or a nervous feeling of going to a concert and knowing all your friends are there.
I don't think you even understand what a gobsmackingly amazing statement this is to me.
If you were into industrial music in rural America before the advent of the Internet, you were alone. It was you, it was a friend or two, and it was the vast wasteland. You could drive a thousand miles to Dallas and buy a Revolting Cocks shirt and know when you got home, it'd be the only one within a thousand miles. You could go to the music store and leaf through the catalog and order music and know that you might like it if it were on Wax Trax or Nettwerk but you'd never know if it was any good until it got there. True story - we were tormented by a guy named Scott two years older than us. Scott got a really bad haircut his senior year. And it wasn't until I finally tracked down a VHS copy of Skinny Puppy's Ain't It Dead Yet? concert video that I learned Scott had Nivek Ogre's haircut.
We were so alone we didn't even know we were together. Holy fuck what might have changed about my life had our signaling not been so impossibly obscure. I had (still have) a leather jacket with a giant airbrushed Skinny Puppy logo on the back, and a giant airbrushed Sepultura logo on the sleeve... and I had to move to Washington before anybody but my two close friends recognized either one.
Gonna be honest: I relate to exactly zero aspects of this cartoon.
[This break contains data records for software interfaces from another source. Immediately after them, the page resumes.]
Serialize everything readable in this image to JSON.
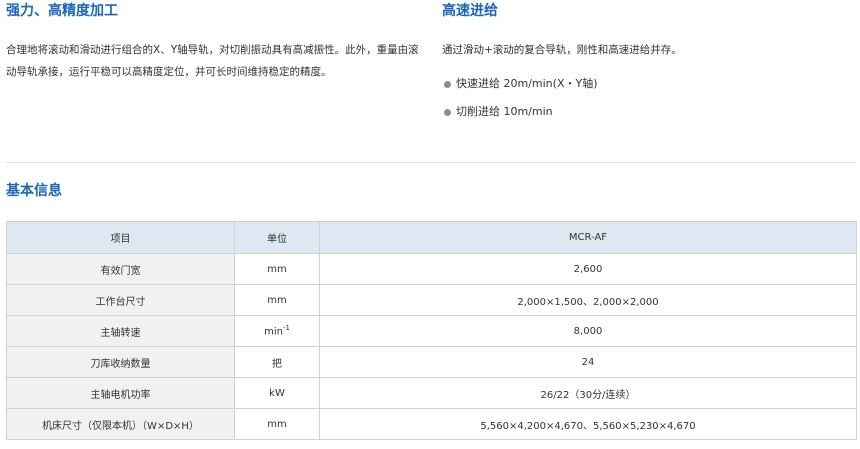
{
  "left": {
    "title": "强力、高精度加工",
    "description": "合理地将滚动和滑动进行组合的X、Y轴导轨，对切削振动具有高减振性。此外，重量由滚动导轨承接，运行平稳可以高精度定位，并可长时间维持稳定的精度。"
  },
  "right": {
    "title": "高速进给",
    "description": "通过滑动+滚动的复合导轨，刚性和高速进给并存。",
    "bullets": [
      "快速进给 20m/min(X・Y轴)",
      "切削进给 10m/min"
    ]
  },
  "basic_info": {
    "title": "基本信息",
    "headers": [
      "项目",
      "单位",
      "MCR-AF"
    ],
    "rows": [
      {
        "item": "有效门宽",
        "unit": "mm",
        "value": "2,600"
      },
      {
        "item": "工作台尺寸",
        "unit": "mm",
        "value": "2,000×1,500、2,000×2,000"
      },
      {
        "item": "主轴转速",
        "unit": "min",
        "unit_sup": "-1",
        "value": "8,000"
      },
      {
        "item": "刀库收纳数量",
        "unit": "把",
        "value": "24"
      },
      {
        "item": "主轴电机功率",
        "unit": "kW",
        "value": "26/22（30分/连续）"
      },
      {
        "item": "机床尺寸（仅限本机）（W×D×H）",
        "unit": "mm",
        "value": "5,560×4,200×4,670、5,560×5,230×4,670"
      }
    ]
  },
  "colors": {
    "accent": "#1a66b8",
    "header_bg": "#dde8f3",
    "name_bg": "#f1f1f1",
    "bullet": "#8a8f96"
  }
}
I went and saw Severed Heads a couple months ago. First tour since 1992. They were opening for Front 242. They come out about every ten years or so. And despite hating Los Angeles, I was fucking HOME. These were my people. We were all older, we were all grayer, we all knew better, and we didn't give a fuck. None of us were mourning the old days, all of us were celebrating the fact that the fuckin' leather still fits. That the reubinesque chick in too much eyeliner is still eyeing you. That fuckin'A, New Rock Boots are still the shit.
And fuckin' hell if 25-years-ago me heard advice from now-me, he'd be stoked that somebody gave a shit. We were so alone.
And it still brings us together.
Punk? Punk is transitional. You can no more relive Punk Rock than you can reread Catcher in the Rye.